First recorded in 1555–65; variant of trindle

Other words from trundle

  • trundler, noun
  • un·trun·dled, adjective

Words Nearby trundle Unabridged Based on the Random House Unabridged Dictionary, © Random House, Inc. 2023

How to use trundle in a sentence

  • But don't be frightened,' said the good-humoured old man; 'it's only trundle there, and Bella.'

    The Pickwick Papers | Charles Dickens
  • He came to the side of the trundle-bed and pulled at the bedding near Margaret's shoulder for some time before he woke.

British Dictionary definitions for trundle


/ (ˈtrʌndəl) /

  1. to move heavily on or as if on wheels: the bus trundled by

  2. (tr) archaic to rotate or spin

  1. the act or an instance of trundling

  2. a small wheel or roller

    • the pinion of a lantern

    • any of the bars in a lantern pinion

  1. a small truck with low wheels

Origin of trundle

Old English tryndel; related to Middle High German trendel disc
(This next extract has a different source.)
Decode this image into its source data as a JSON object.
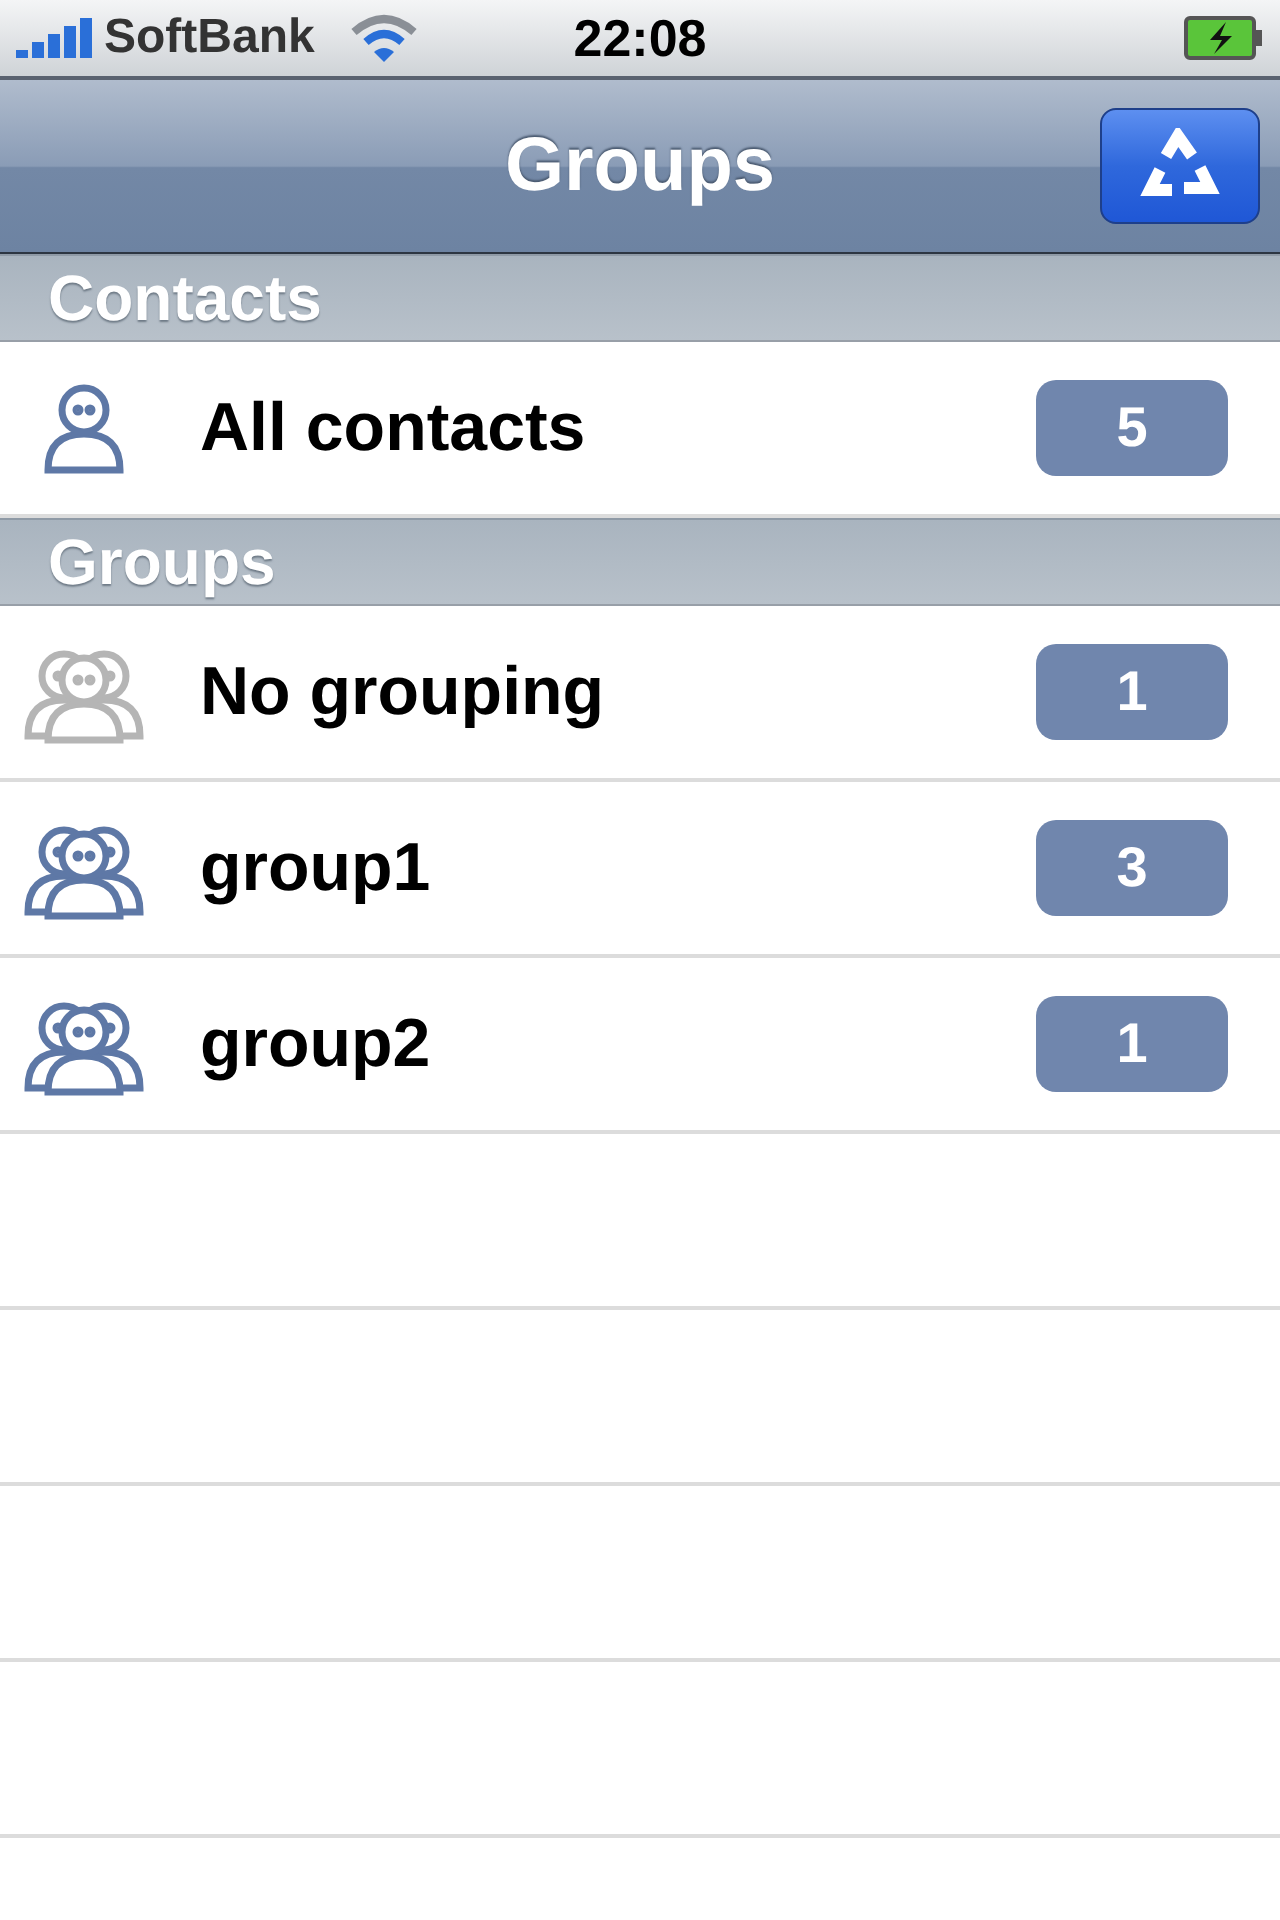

Collins English Dictionary - Complete & Unabridged 2012 Digital Edition © William Collins Sons & Co. Ltd. 1979, 1986 © HarperCollins Publishers 1998, 2000, 2003, 2005, 2006, 2007, 2009, 2012